Tallard was aswarm with proud locals putting the final touches on all their preparations and all wearing a town Tour T-shirt featuring the poster, The World in Yellow, on the back. The town's chief attraction, a chateau/castle on a high promontory, had yellow jerseys danging all over it. There was bike art and bike sculptures and bike decorations up and down the streets of this medieval village. Everyone and everything was aglow on this glorious day. I would have loved to have lingered and luxuriated in it all until the riders set off, but I needed to start making a dent in the three hundred miles between Tallard and Albi, site of Saturday's time trial in three days. It will decide this year's race and is something that Rasmussen is probably already losing sleep over. Two years ago in a similar time trial with a podium spot at stake he crashed three times for one of the most disastrous time trials in Tour history. Even if he manages to stay upright this time, he could well drop four or five placings. There are a handful of those behind, including the American Leipheimer, who is one of the world's better time trialists, licking their chops.

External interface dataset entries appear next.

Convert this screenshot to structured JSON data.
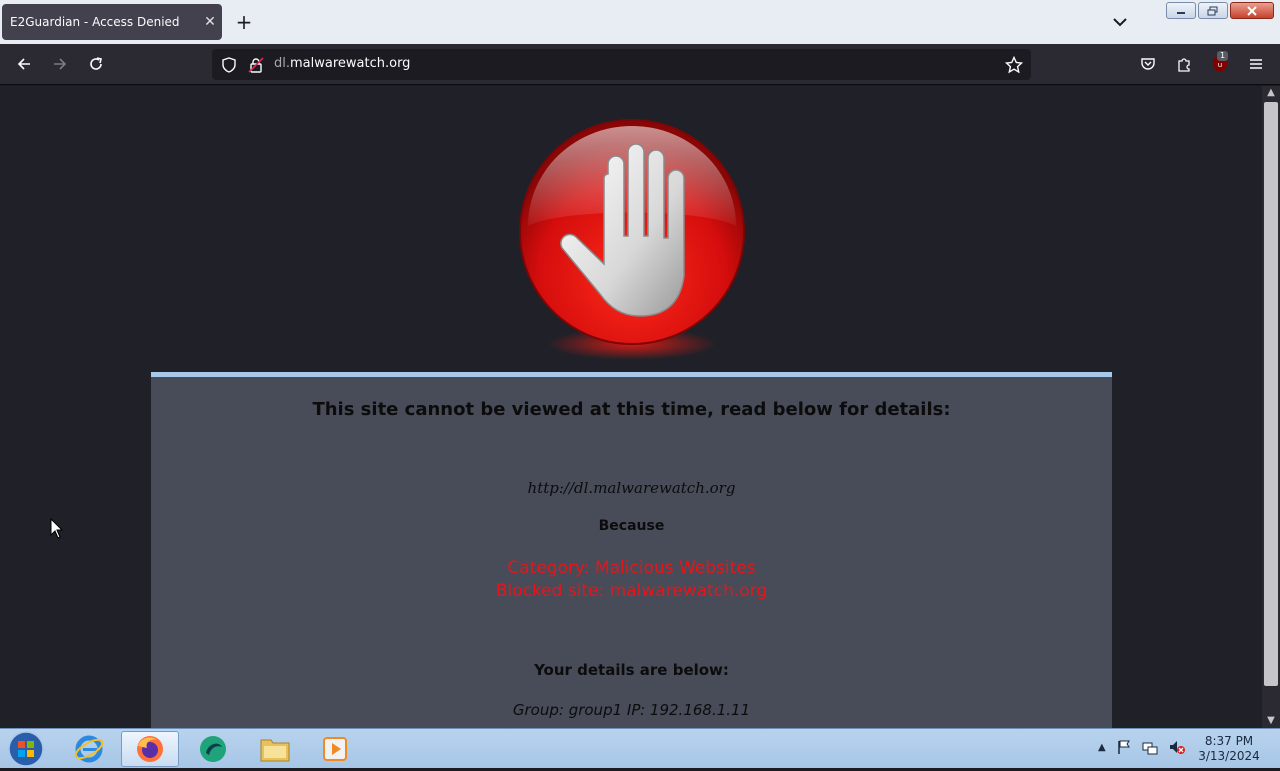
{
  "browser": {
    "tab_title": "E2Guardian - Access Denied",
    "tab_close": "✕",
    "new_tab": "+",
    "url_subdomain": "dl.",
    "url_domain": "malwarewatch.org",
    "extension_badge": "1"
  },
  "page": {
    "headline": "This site cannot be viewed at this time, read below for details:",
    "blocked_url": "http://dl.malwarewatch.org",
    "because_label": "Because",
    "reason_category": "Category: Malicious Websites",
    "reason_site": "Blocked site: malwarewatch.org",
    "details_title": "Your details are below:",
    "details_line": "Group: group1   IP: 192.168.1.11"
  },
  "taskbar": {
    "time": "8:37 PM",
    "date": "3/13/2024"
  },
  "colors": {
    "reason_text": "#e8141a",
    "panel_bg": "#474c58",
    "panel_border": "#a6c8ea",
    "page_bg": "#1f2028"
  }
}
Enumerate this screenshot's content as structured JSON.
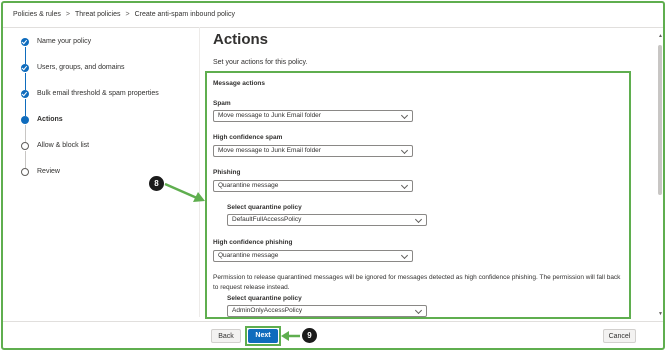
{
  "breadcrumb": [
    "Policies & rules",
    "Threat policies",
    "Create anti-spam inbound policy"
  ],
  "breadcrumb_sep": ">",
  "steps": [
    {
      "label": "Name your policy",
      "state": "done"
    },
    {
      "label": "Users, groups, and domains",
      "state": "done"
    },
    {
      "label": "Bulk email threshold & spam properties",
      "state": "done"
    },
    {
      "label": "Actions",
      "state": "current"
    },
    {
      "label": "Allow & block list",
      "state": "todo"
    },
    {
      "label": "Review",
      "state": "todo"
    }
  ],
  "page": {
    "title": "Actions",
    "subtitle": "Set your actions for this policy.",
    "section_title": "Message actions"
  },
  "fields": {
    "spam": {
      "label": "Spam",
      "value": "Move message to Junk Email folder"
    },
    "hc_spam": {
      "label": "High confidence spam",
      "value": "Move message to Junk Email folder"
    },
    "phishing": {
      "label": "Phishing",
      "value": "Quarantine message"
    },
    "phishing_quarantine": {
      "label": "Select quarantine policy",
      "value": "DefaultFullAccessPolicy"
    },
    "hc_phishing": {
      "label": "High confidence phishing",
      "value": "Quarantine message"
    },
    "hc_phishing_note": "Permission to release quarantined messages will be ignored for messages detected as high confidence phishing. The permission will fall back to request release instead.",
    "hc_phishing_quarantine": {
      "label": "Select quarantine policy",
      "value": "AdminOnlyAccessPolicy"
    }
  },
  "footer": {
    "back": "Back",
    "next": "Next",
    "cancel": "Cancel"
  },
  "annotations": {
    "badge_a": "8",
    "badge_b": "9"
  },
  "colors": {
    "accent": "#0f6cbd",
    "highlight": "#5fae4f"
  }
}
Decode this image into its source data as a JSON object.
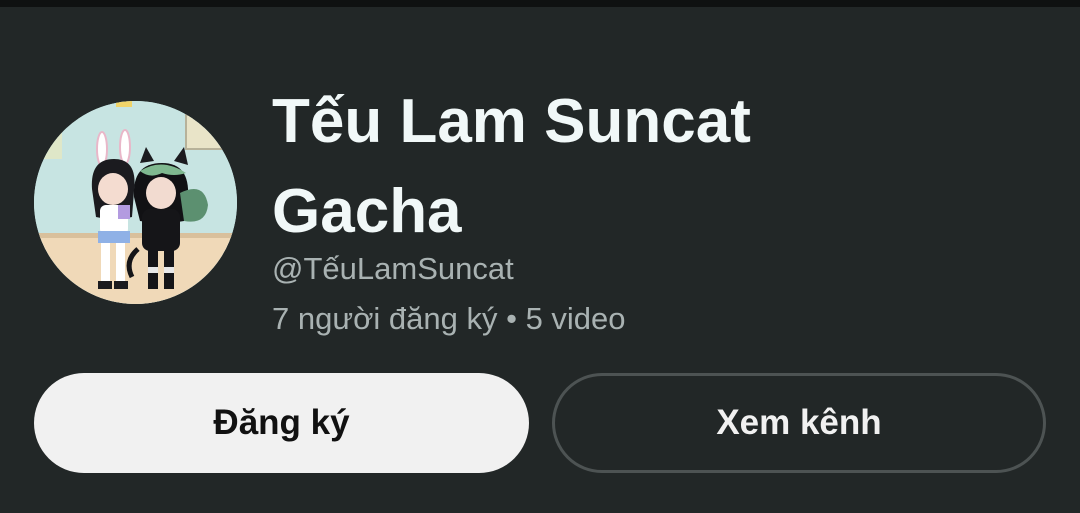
{
  "channel": {
    "name": "Tếu Lam Suncat Gacha",
    "handle": "@TếuLamSuncat",
    "stats": "7 người đăng ký • 5 video"
  },
  "actions": {
    "subscribe_label": "Đăng ký",
    "view_channel_label": "Xem kênh"
  },
  "colors": {
    "background": "#222727",
    "name_text": "#f1f8f8",
    "secondary_text": "#a9b2b2",
    "subscribe_bg": "#f1f1f1",
    "outline": "#4d5353"
  }
}
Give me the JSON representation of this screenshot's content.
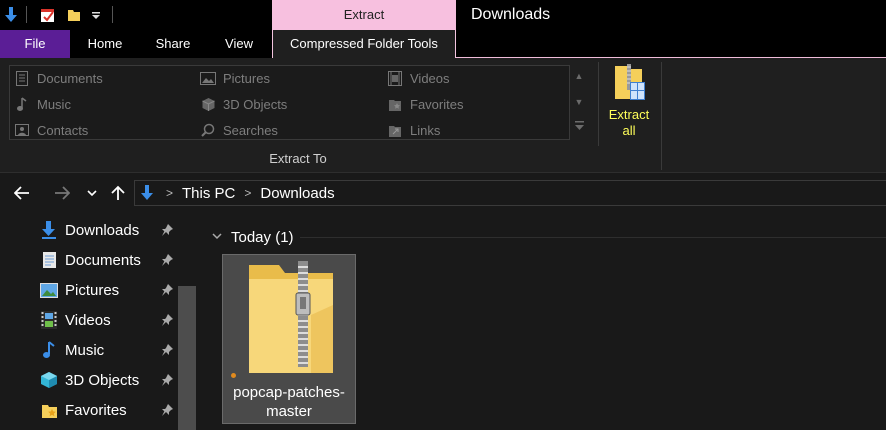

Even after four years of following The Tour, I still find it nearly incredulous that just about any afternoon I wish in the month of July here in France, I can stop at most any bar and for hours watch on television the world's finest cyclists pedaling away with passion and fervor. With the 90-degree heat I elected to indulge in a prolonged two-and-a-half hour dose of it this day, even though the racing would be most predictable on the day's long flat stage to Marseille--an inconsequential breakaway group allowed to have the day, while the peloton rode leisurely recovering from yesterday's killer day in the Alps. It was recovery time for myself too, though the unair-conditioned bar was nearly as sweltering as it was being outside.
I've finally begun putting to use the hydration tablets provided by Joe of Quick Release, which have added flavor and some calories to my tepid water. They are great. I have 48 of them in four flavors to ration out over my remaining twenty days in France. My riding was also made a little easier yesterday following a river through a gorge for twenty-five miles. I stopped several times to take a plunge. Today is the first time in thirteen days, since The Tour presentation in London, that I haven't had direct contact with The Tour. But I have the television to look forward to as soon as I sign off here.